A US district court judge in Missouri resolved that a technical college violated the Fourth Amendment’s protections against unreasonable searches and seizures. Due to the order of a technical college all students were to pass mandatory drug test.
The judge permitted drug testing only in case school officials can prove and give reasonable arguments of the fact that there was a threat to public safety
Linn State Technical College students went to law against the college and its president, Donald Claycomb. In 2011, the college stated it would demand all new students to pass a drug test.
According to federal courts, drug testing by governmental organizations when there are no particularized suspicions of using drugs is unconstitutional, but there are limited exceptions – minor school students, certain law enforcement personnel, and when it comes to public safety. Linn State Technical College stated that they did not break the law as professions of some students deal with public safety.
But taking into consideration the fact that there had never been a drug-related accident for 50 years and with regard to federal court exceptions, the judge Judge Laughery ruled that only in three academic programs of twenty eight suggested by Linn State Technical College was there a sufficient public safety interest that would tolerate drug testing.
Judge Laughery barred Linn State Technical College to carry out drug testing of students except those three academic programs related to public safety. What is more, the judge also ruled to destroy all urine samples and refund all expenses for drug tests to all students except those in three academic programs. Students paid 50$ for urine sample drug test.

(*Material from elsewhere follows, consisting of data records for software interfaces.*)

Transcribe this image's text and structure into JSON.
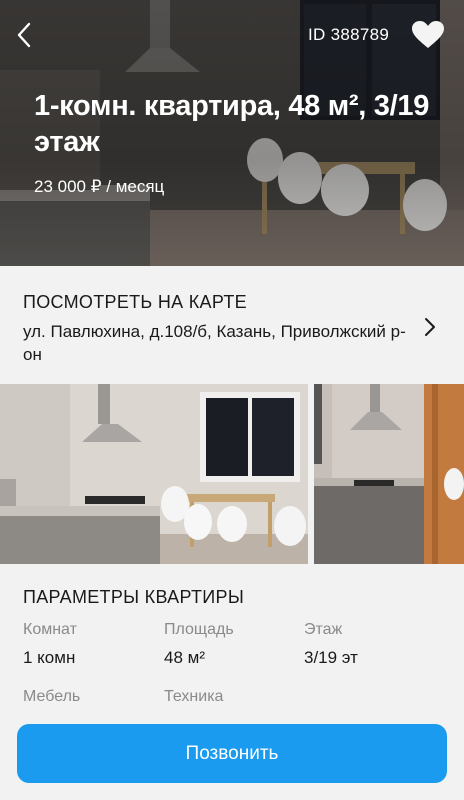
{
  "hero": {
    "listing_id": "ID 388789",
    "title": "1-комн. квартира, 48 м², 3/19 этаж",
    "price": "23 000 ₽ / месяц"
  },
  "map": {
    "heading": "ПОСМОТРЕТЬ НА КАРТЕ",
    "address": "ул. Павлюхина, д.108/б, Казань, Приволжский р-он"
  },
  "gallery": {
    "photo_count_visible": 2
  },
  "params": {
    "heading": "ПАРАМЕТРЫ КВАРТИРЫ",
    "items": [
      {
        "label": "Комнат",
        "value": "1 комн"
      },
      {
        "label": "Площадь",
        "value": "48 м²"
      },
      {
        "label": "Этаж",
        "value": "3/19 эт"
      },
      {
        "label": "Мебель",
        "value": ""
      },
      {
        "label": "Техника",
        "value": ""
      }
    ]
  },
  "actions": {
    "call_label": "Позвонить"
  },
  "colors": {
    "accent": "#1a9bf0",
    "background": "#f2f2f2",
    "muted_text": "#8a8a8a"
  },
  "icons": [
    "back-chevron-icon",
    "heart-icon",
    "chevron-right-icon"
  ]
}
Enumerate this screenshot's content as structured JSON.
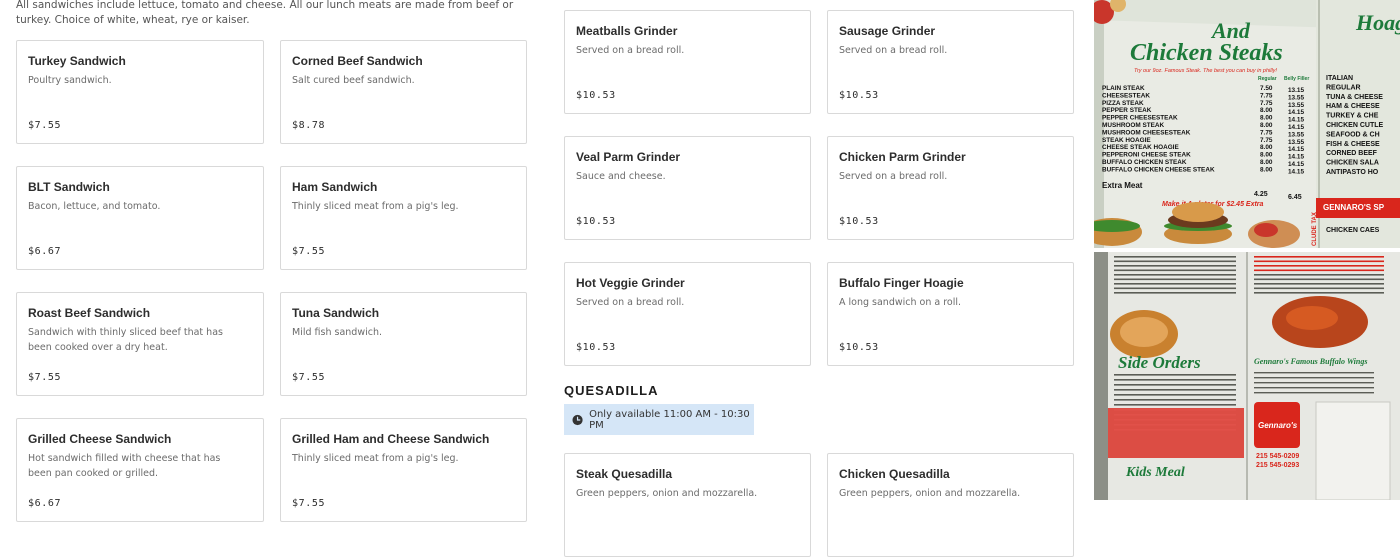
{
  "sandwiches": {
    "intro": "All sandwiches include lettuce, tomato and cheese. All our lunch meats are made from beef or turkey. Choice of white, wheat, rye or kaiser.",
    "items": [
      {
        "name": "Turkey Sandwich",
        "desc": "Poultry sandwich.",
        "price": "$7.55"
      },
      {
        "name": "Corned Beef Sandwich",
        "desc": "Salt cured beef sandwich.",
        "price": "$8.78"
      },
      {
        "name": "BLT Sandwich",
        "desc": "Bacon, lettuce, and tomato.",
        "price": "$6.67"
      },
      {
        "name": "Ham Sandwich",
        "desc": "Thinly sliced meat from a pig's leg.",
        "price": "$7.55"
      },
      {
        "name": "Roast Beef Sandwich",
        "desc": "Sandwich with thinly sliced beef that has been cooked over a dry heat.",
        "price": "$7.55"
      },
      {
        "name": "Tuna Sandwich",
        "desc": "Mild fish sandwich.",
        "price": "$7.55"
      },
      {
        "name": "Grilled Cheese Sandwich",
        "desc": "Hot sandwich filled with cheese that has been pan cooked or grilled.",
        "price": "$6.67"
      },
      {
        "name": "Grilled Ham and Cheese Sandwich",
        "desc": "Thinly sliced meat from a pig's leg.",
        "price": "$7.55"
      }
    ]
  },
  "grinders": {
    "items": [
      {
        "name": "Meatballs Grinder",
        "desc": "Served on a bread roll.",
        "price": "$10.53"
      },
      {
        "name": "Sausage Grinder",
        "desc": "Served on a bread roll.",
        "price": "$10.53"
      },
      {
        "name": "Veal Parm Grinder",
        "desc": "Sauce and cheese.",
        "price": "$10.53"
      },
      {
        "name": "Chicken Parm Grinder",
        "desc": "Served on a bread roll.",
        "price": "$10.53"
      },
      {
        "name": "Hot Veggie Grinder",
        "desc": "Served on a bread roll.",
        "price": "$10.53"
      },
      {
        "name": "Buffalo Finger Hoagie",
        "desc": "A long sandwich on a roll.",
        "price": "$10.53"
      }
    ]
  },
  "quesadilla": {
    "title": "QUESADILLA",
    "availability": "Only available 11:00 AM - 10:30 PM",
    "items": [
      {
        "name": "Steak Quesadilla",
        "desc": "Green peppers, onion and mozzarella."
      },
      {
        "name": "Chicken Quesadilla",
        "desc": "Green peppers, onion and mozzarella."
      }
    ]
  },
  "menu_photos": {
    "top": {
      "headline_1": "Hoag",
      "headline_2": "And",
      "headline_3": "Chicken Steaks",
      "slogan": "Try our 9oz. Famous Steak. The best you can buy in philly!",
      "col_regular": "Regular",
      "col_belly": "Belly Filler",
      "rows": [
        {
          "name": "PLAIN STEAK",
          "reg": "7.50",
          "big": "13.15"
        },
        {
          "name": "CHEESESTEAK",
          "reg": "7.75",
          "big": "13.55"
        },
        {
          "name": "PIZZA STEAK",
          "reg": "7.75",
          "big": "13.55"
        },
        {
          "name": "PEPPER STEAK",
          "reg": "8.00",
          "big": "14.15"
        },
        {
          "name": "PEPPER CHEESESTEAK",
          "reg": "8.00",
          "big": "14.15"
        },
        {
          "name": "MUSHROOM STEAK",
          "reg": "8.00",
          "big": "14.15"
        },
        {
          "name": "MUSHROOM CHEESESTEAK",
          "reg": "7.75",
          "big": "13.55"
        },
        {
          "name": "STEAK HOAGIE",
          "reg": "7.75",
          "big": "13.55"
        },
        {
          "name": "CHEESE STEAK HOAGIE",
          "reg": "8.00",
          "big": "14.15"
        },
        {
          "name": "PEPPERONI CHEESE STEAK",
          "reg": "8.00",
          "big": "14.15"
        },
        {
          "name": "BUFFALO CHICKEN STEAK",
          "reg": "8.00",
          "big": "14.15"
        },
        {
          "name": "BUFFALO CHICKEN CHEESE STEAK",
          "reg": "8.00",
          "big": "14.15"
        }
      ],
      "extra_meat": "Extra Meat",
      "extra_meat_reg": "4.25",
      "extra_meat_big": "6.45",
      "platter_banner": "Make it A plater for $2.45 Extra",
      "right_items": [
        "ITALIAN",
        "REGULAR",
        "TUNA & CHEESE",
        "HAM & CHEESE",
        "TURKEY & CHE",
        "CHICKEN CUTLE",
        "SEAFOOD & CH",
        "FISH & CHEESE",
        "CORNED BEEF",
        "CHICKEN SALA",
        "ANTIPASTO HO",
        "CHICKEN CAES"
      ],
      "specials": "GENNARO'S SP",
      "side_tax": "CLUDE TAX"
    },
    "bottom": {
      "side_orders": "Side Orders",
      "wings_title": "Gennaro's Famous Buffalo Wings",
      "kids_meal": "Kids Meal",
      "logo": "Gennaro's",
      "phone_1": "215 545-0209",
      "phone_2": "215 545-0293"
    }
  },
  "colors": {
    "card_border": "#d9d9d9",
    "availability_bg": "#d5e6f7",
    "menu_red": "#d9261c",
    "menu_green": "#1d7a3a"
  }
}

The Linn State Technical College students were represented by the ACLU of Eastern Missouri. \”Like most Americans, Missourians are tired of the War on Drugs and policies that assume that everyone is guilty of illegal drug use,” said ACLU of Eastern Missouri executive director Jeffrey Mittman. \”The court recognized that illusory safety concerns can be used ‘to mask unconstitutional purposes.’”